This is a non-spoiler review. No plot information will be shared here, other than in very general terms, that is not already widely known thanks to pre-season interviews and other press.
There's no better way to start this off: the season two premiere of Supergirl is one of the best hours of live-action superhero television ever created. It's utterly joyful television that perfectly communicates the wonder, fun, and action of the best superhero comics.

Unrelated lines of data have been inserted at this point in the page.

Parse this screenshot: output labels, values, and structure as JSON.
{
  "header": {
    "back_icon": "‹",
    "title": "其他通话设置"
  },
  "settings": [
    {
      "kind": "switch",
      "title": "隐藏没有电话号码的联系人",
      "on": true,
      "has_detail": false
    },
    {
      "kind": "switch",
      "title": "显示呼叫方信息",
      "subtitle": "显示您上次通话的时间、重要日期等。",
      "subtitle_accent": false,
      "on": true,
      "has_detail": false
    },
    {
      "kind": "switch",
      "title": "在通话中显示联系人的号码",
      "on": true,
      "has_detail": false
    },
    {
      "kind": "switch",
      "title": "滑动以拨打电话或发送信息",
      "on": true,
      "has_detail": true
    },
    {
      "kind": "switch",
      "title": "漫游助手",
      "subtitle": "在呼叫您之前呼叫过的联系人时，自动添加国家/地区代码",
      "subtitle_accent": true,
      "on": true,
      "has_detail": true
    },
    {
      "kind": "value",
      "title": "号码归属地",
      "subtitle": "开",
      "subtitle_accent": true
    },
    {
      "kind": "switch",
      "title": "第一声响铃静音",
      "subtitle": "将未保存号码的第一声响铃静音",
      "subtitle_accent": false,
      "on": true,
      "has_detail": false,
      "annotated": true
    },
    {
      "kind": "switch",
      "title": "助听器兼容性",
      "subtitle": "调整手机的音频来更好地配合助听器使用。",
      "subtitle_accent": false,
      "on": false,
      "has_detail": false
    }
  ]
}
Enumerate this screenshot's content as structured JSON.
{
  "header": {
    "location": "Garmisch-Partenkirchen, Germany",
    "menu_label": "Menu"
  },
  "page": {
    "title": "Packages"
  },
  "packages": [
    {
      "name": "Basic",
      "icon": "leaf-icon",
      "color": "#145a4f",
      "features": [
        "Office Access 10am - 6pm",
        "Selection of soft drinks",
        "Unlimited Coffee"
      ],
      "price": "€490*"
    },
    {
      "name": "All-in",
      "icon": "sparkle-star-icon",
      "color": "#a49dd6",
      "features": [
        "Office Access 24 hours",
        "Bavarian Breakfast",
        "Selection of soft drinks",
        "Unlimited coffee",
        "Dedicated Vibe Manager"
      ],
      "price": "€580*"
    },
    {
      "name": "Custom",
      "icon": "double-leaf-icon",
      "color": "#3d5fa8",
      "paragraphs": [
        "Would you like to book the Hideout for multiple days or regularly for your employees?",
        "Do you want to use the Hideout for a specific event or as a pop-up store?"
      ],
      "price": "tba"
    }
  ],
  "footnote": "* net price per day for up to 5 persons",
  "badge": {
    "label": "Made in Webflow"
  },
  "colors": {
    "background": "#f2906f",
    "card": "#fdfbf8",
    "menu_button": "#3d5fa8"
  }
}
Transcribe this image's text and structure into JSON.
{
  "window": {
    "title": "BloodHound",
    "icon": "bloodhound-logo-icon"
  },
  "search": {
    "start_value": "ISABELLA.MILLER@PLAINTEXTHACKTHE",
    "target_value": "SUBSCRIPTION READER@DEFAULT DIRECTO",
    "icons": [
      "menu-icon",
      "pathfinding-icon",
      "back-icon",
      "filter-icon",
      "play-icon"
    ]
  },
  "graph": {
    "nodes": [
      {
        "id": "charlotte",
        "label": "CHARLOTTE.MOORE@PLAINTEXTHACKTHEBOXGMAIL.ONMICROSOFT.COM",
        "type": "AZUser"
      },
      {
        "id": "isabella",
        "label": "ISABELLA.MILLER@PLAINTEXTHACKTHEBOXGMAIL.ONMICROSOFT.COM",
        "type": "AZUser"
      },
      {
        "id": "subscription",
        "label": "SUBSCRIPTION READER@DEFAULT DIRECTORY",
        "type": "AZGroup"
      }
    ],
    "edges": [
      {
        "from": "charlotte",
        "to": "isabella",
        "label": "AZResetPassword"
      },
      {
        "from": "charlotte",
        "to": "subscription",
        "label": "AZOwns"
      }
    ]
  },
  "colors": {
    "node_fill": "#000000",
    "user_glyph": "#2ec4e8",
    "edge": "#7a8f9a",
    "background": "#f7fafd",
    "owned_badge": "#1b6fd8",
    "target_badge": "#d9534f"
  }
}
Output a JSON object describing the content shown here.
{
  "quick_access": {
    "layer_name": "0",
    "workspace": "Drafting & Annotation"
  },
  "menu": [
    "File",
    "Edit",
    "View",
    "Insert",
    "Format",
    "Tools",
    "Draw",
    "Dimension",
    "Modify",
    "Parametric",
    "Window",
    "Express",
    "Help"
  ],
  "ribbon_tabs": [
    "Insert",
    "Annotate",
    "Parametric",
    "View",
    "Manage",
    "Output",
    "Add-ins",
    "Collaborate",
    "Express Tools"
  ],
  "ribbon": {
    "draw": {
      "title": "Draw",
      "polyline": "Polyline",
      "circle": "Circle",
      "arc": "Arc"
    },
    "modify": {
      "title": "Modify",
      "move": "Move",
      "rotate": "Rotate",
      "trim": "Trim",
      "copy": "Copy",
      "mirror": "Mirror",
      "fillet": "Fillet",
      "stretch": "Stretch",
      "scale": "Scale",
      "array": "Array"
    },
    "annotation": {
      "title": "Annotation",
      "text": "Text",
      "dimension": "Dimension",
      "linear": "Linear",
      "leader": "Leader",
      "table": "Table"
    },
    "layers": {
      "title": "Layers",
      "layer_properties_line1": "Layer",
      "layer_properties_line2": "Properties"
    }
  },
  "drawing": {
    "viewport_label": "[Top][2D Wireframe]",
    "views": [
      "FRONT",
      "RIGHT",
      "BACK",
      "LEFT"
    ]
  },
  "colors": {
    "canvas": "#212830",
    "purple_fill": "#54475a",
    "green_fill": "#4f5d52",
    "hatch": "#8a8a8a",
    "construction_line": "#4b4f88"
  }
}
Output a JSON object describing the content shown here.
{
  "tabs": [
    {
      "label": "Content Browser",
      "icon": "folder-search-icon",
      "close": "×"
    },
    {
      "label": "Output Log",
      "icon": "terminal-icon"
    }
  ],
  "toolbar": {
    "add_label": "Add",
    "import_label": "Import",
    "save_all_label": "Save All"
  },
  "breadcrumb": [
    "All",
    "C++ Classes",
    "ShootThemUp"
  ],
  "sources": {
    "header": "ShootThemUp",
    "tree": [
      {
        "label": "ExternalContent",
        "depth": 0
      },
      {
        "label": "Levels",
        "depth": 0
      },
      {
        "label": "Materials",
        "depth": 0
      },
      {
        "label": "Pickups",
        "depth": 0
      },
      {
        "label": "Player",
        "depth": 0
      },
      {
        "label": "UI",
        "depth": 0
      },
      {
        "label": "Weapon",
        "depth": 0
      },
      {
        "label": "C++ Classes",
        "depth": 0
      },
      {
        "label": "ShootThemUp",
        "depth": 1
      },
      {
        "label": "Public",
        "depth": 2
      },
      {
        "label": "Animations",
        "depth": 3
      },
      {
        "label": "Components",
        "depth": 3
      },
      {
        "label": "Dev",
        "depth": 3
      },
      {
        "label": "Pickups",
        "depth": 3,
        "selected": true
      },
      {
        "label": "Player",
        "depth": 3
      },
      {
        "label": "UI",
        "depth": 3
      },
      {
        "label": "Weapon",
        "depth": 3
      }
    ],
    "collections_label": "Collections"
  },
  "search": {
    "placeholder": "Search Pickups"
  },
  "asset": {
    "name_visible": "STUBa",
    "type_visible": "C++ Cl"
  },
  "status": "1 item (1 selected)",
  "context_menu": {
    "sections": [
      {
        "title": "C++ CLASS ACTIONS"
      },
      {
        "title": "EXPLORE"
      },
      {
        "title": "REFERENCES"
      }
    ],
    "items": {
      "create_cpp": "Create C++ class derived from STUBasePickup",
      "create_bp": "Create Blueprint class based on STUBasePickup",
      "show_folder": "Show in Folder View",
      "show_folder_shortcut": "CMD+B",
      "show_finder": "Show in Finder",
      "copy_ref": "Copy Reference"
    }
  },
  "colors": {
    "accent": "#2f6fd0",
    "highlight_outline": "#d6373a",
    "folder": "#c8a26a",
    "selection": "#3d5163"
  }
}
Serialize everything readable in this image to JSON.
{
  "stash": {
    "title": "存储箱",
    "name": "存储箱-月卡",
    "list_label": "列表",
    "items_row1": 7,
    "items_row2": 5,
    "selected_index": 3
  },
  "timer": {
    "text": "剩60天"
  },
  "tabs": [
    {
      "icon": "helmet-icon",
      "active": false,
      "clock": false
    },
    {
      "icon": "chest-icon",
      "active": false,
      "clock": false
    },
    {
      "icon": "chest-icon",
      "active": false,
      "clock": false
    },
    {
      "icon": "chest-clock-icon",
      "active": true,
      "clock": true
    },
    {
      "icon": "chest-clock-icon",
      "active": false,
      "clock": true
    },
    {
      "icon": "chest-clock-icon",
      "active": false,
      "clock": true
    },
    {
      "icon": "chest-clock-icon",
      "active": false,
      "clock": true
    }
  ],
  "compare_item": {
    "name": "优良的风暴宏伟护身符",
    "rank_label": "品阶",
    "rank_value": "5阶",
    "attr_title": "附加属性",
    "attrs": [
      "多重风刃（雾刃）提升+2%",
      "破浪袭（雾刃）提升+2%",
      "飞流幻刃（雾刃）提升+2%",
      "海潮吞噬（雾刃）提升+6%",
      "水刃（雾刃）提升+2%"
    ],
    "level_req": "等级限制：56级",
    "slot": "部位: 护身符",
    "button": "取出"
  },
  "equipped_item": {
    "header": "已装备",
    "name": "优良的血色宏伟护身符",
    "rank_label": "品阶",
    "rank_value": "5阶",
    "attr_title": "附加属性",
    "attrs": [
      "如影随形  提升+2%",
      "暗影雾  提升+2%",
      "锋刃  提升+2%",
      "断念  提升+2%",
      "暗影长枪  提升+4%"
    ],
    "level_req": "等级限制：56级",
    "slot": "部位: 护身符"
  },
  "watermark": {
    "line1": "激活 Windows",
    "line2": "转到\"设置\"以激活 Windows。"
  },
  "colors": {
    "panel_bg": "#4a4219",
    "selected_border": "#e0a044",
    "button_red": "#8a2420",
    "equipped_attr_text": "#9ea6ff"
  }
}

As it enters its second season, The CW's Supergirl (née CBS's Supergirl) doubles down on its appeal to fans whose preferred brand of superheroics is less angsty and more inspired by '60s and '70s comics and the Richard Donner Superman movies. Through strong performances, though, it manages to appeal more broadly: even fans of post-Crisis on Infinite Earths comics and the Zack Snyder DC Extended Universe should find something to love in the premiere.
With the introduction of Tyler Hoechlin's Superman, the episode feels more than a little like "Worlds Finest," the season one episode that saw Grant Gustin guest star as The Flash, establishing for the first time that Supergirl existed in a multiverse with the rest of the CW superheroes and that the heroes could appear on one another's shows if they were so inclined.
It was also an episode where the villains got a bit of the shorter shrift as the heroes and supporting cast took the spotlight, something that's true of the premiere -- titled "The Adventures of Supergirl" -- as well.
Unlike "Worlds Finest," though, "The Adventures of Supergirl" doesn't have to introduce its villain in any meaningful way. Whereas valuable screen time was spent creating the Silver Banshee during the Flash crossover last season, the premiere splits time between Supergirl and Superman averting catastrophes and, finally, battling a less-complex villain who doesn't need a lot of establishing. That extra time is spent developing the villain's plan and making the story's conflict more fleshed out, ultimately to the benefit of the show.
While the chemistry between Hoechlin and Melissa Benoist, who plays Supergirl, is a high point of the episode, it should be clear that this is still very much her story. The premiere sees Cat Grant get about as much screen time as Superman, and she has one of the best moments, too.
There are bits of the premiere that set up the season to come, and those are interesting but perfunctory. It's clear that the biggest priority is getting all the players in place: since this picks up as the previous episode ends, there are a lot of urgent questions -- Jimmy and Kara's relationship, the crash-landed Kryptonian pod, Kara's new career choice, and more - that require attention. They all get what they deserve, but none completely take center stage in the episode, which decidedly belongs to the first live-action team-up of Superman and Supergirl.
The episode is as Richard Donner-inspired as you can get without actually playing the John Williams score when Superman comes onscreen for the first time. This means that folks tired of the stoic Superman from Man of Steel and Batman v Superman should be very happy with the premiere, but it also means longtime viewers, regardless of their feelings about the current state of the DC Extended Universe, will be rewarded for close attention.
One area where some fans may eye-roll a bit: we're back to pre-Crisis levels of clumsy, geeky Clark Kent. That's likely to be appealing to some members of the audience, although there's also some value to having a less buffonish Clark, who we get to see when he's interacting with members of Kara's inner circle instead of the world at large. Hoechlin's Superman, meanwhile, is pitch-perfect. He feels like what Superman should feel like with a decade of experience behind him and the responsibilities of being the world's most famous and visible alien already processed and dealt with. This is the first time in years (we're including Smallville here) that we've seen Superman accept his role without angst or frustration, and becuase of the relatively small number of live-action iterations where other heroes have appeared, this is the first time audiences will have seen him acting as a leader of the superhero community.
The episode is full of changes. Not all of them make perfect sense, but they all feel right. There's an emotional truth to the episode, so that even when audiences do a bit of a double-take at a certain idea or story beat, it will reconcile itself on second glance.
On that same note, there's a storytelling contrivance in the final moments of the episode which, in any other show, could easily feel silly. Supergirl has built a world where it...works. It feels a bit like a magic trick, which may defy logic, but at its best -- such as in this episode -- Supergirl is a little magical.
Supergirl airs Monday nights at 8 p.m. ET/PT. New episodes begin on Monday, October 10 on The CW.